======== Records shown ========

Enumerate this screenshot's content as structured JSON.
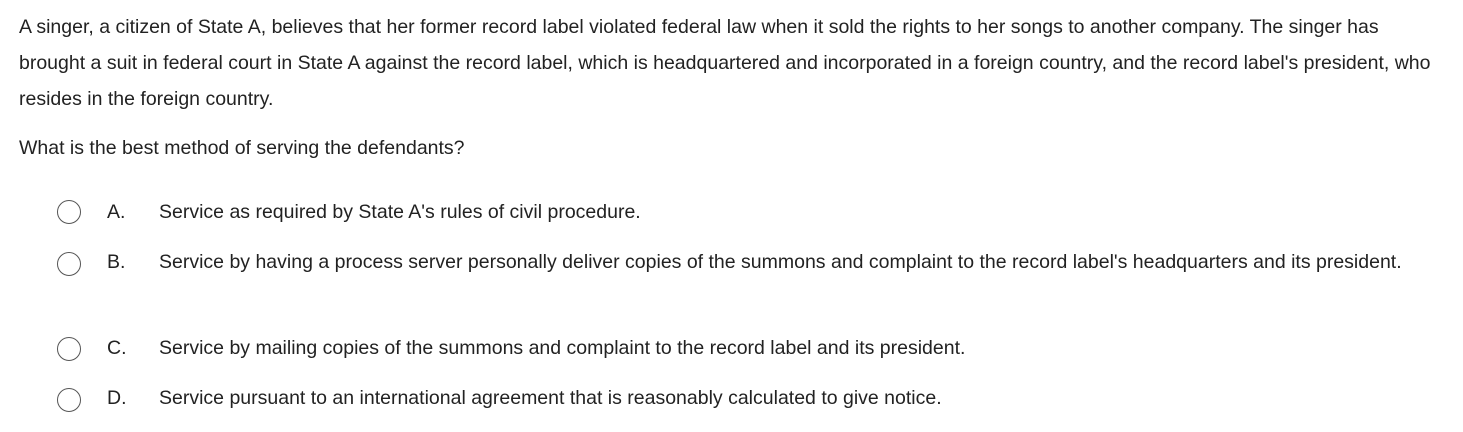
{
  "question": {
    "stem": "A singer, a citizen of State A, believes that her former record label violated federal law when it sold the rights to her songs to another company. The singer has brought a suit in federal court in State A against the record label, which is headquartered and incorporated in a foreign country, and the record label's president, who resides in the foreign country.",
    "prompt": "What is the best method of serving the defendants?"
  },
  "choices": [
    {
      "letter": "A.",
      "text": "Service as required by State A's rules of civil procedure."
    },
    {
      "letter": "B.",
      "text": "Service by having a process server personally deliver copies of the summons and complaint to the record label's headquarters and its president."
    },
    {
      "letter": "C.",
      "text": "Service by mailing copies of the summons and complaint to the record label and its president."
    },
    {
      "letter": "D.",
      "text": "Service pursuant to an international agreement that is reasonably calculated to give notice."
    }
  ]
}
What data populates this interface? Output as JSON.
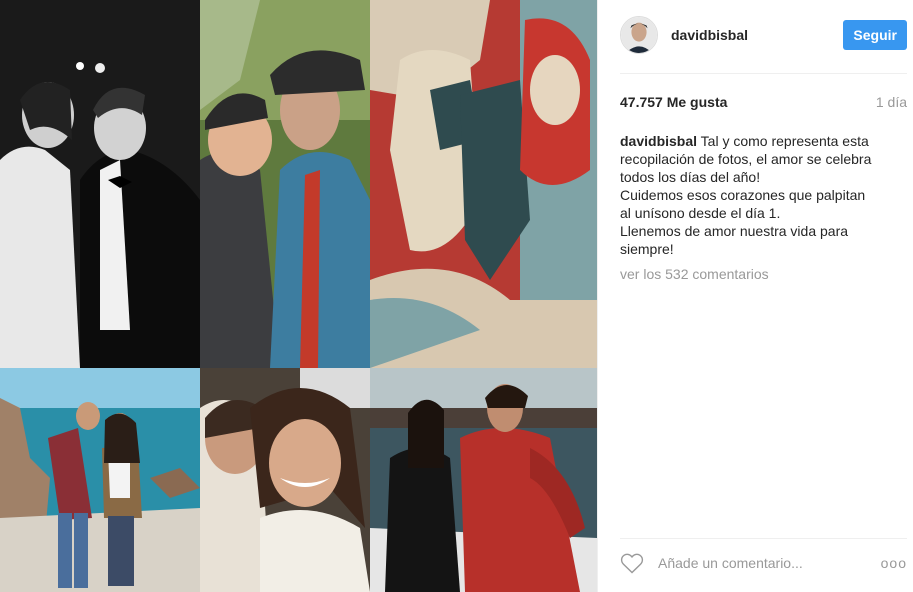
{
  "post": {
    "username": "davidbisbal",
    "follow_label": "Seguir",
    "likes": "47.757 Me gusta",
    "age": "1 día",
    "caption": {
      "user": "davidbisbal",
      "lines": [
        "Tal y como representa esta",
        "recopilación de fotos, el amor se celebra",
        "todos los días del año!",
        "Cuidemos esos corazones que palpitan",
        "al unísono desde el día 1.",
        "Llenemos de amor nuestra vida para",
        "siempre!"
      ]
    },
    "comments_link": "ver los 532 comentarios",
    "comment_placeholder": "Añade un comentario...",
    "more_label": "ooo"
  },
  "icons": {
    "heart": "heart-icon",
    "more": "more-options-icon"
  },
  "colors": {
    "follow_button": "#3897f0",
    "muted_text": "#999999"
  }
}
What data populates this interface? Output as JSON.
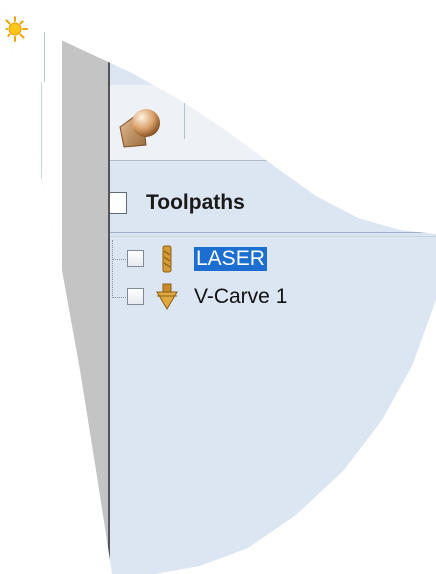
{
  "panel": {
    "title": "Toolpaths"
  },
  "toolbar": {
    "icons": [
      "sun-icon",
      "3d-view-icon"
    ]
  },
  "toolpaths": [
    {
      "name": "LASER",
      "checked": false,
      "selected": true,
      "icon": "laser-tool-icon"
    },
    {
      "name": "V-Carve 1",
      "checked": false,
      "selected": false,
      "icon": "v-bit-icon"
    }
  ],
  "colors": {
    "panel_bg": "#dce6f2",
    "selection": "#1c6fd1",
    "tool_gold": "#c8952e"
  }
}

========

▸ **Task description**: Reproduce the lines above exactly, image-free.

▸ **Output for this task**:
Enumerate this screenshot's content as structured JSON.
{
  "question": {
    "stem": "A singer, a citizen of State A, believes that her former record label violated federal law when it sold the rights to her songs to another company. The singer has brought a suit in federal court in State A against the record label, which is headquartered and incorporated in a foreign country, and the record label's president, who resides in the foreign country.",
    "prompt": "What is the best method of serving the defendants?"
  },
  "choices": [
    {
      "letter": "A.",
      "text": "Service as required by State A's rules of civil procedure."
    },
    {
      "letter": "B.",
      "text": "Service by having a process server personally deliver copies of the summons and complaint to the record label's headquarters and its president."
    },
    {
      "letter": "C.",
      "text": "Service by mailing copies of the summons and complaint to the record label and its president."
    },
    {
      "letter": "D.",
      "text": "Service pursuant to an international agreement that is reasonably calculated to give notice."
    }
  ]
}
What data populates this interface? Output as JSON.
{
  "post": {
    "username": "davidbisbal",
    "follow_label": "Seguir",
    "likes": "47.757 Me gusta",
    "age": "1 día",
    "caption": {
      "user": "davidbisbal",
      "lines": [
        "Tal y como representa esta",
        "recopilación de fotos, el amor se celebra",
        "todos los días del año!",
        "Cuidemos esos corazones que palpitan",
        "al unísono desde el día 1.",
        "Llenemos de amor nuestra vida para",
        "siempre!"
      ]
    },
    "comments_link": "ver los 532 comentarios",
    "comment_placeholder": "Añade un comentario...",
    "more_label": "ooo"
  },
  "icons": {
    "heart": "heart-icon",
    "more": "more-options-icon"
  },
  "colors": {
    "follow_button": "#3897f0",
    "muted_text": "#999999"
  }
}
What data populates this interface? Output as JSON.
{
  "panel": {
    "title": "Toolpaths"
  },
  "toolbar": {
    "icons": [
      "sun-icon",
      "3d-view-icon"
    ]
  },
  "toolpaths": [
    {
      "name": "LASER",
      "checked": false,
      "selected": true,
      "icon": "laser-tool-icon"
    },
    {
      "name": "V-Carve 1",
      "checked": false,
      "selected": false,
      "icon": "v-bit-icon"
    }
  ],
  "colors": {
    "panel_bg": "#dce6f2",
    "selection": "#1c6fd1",
    "tool_gold": "#c8952e"
  }
}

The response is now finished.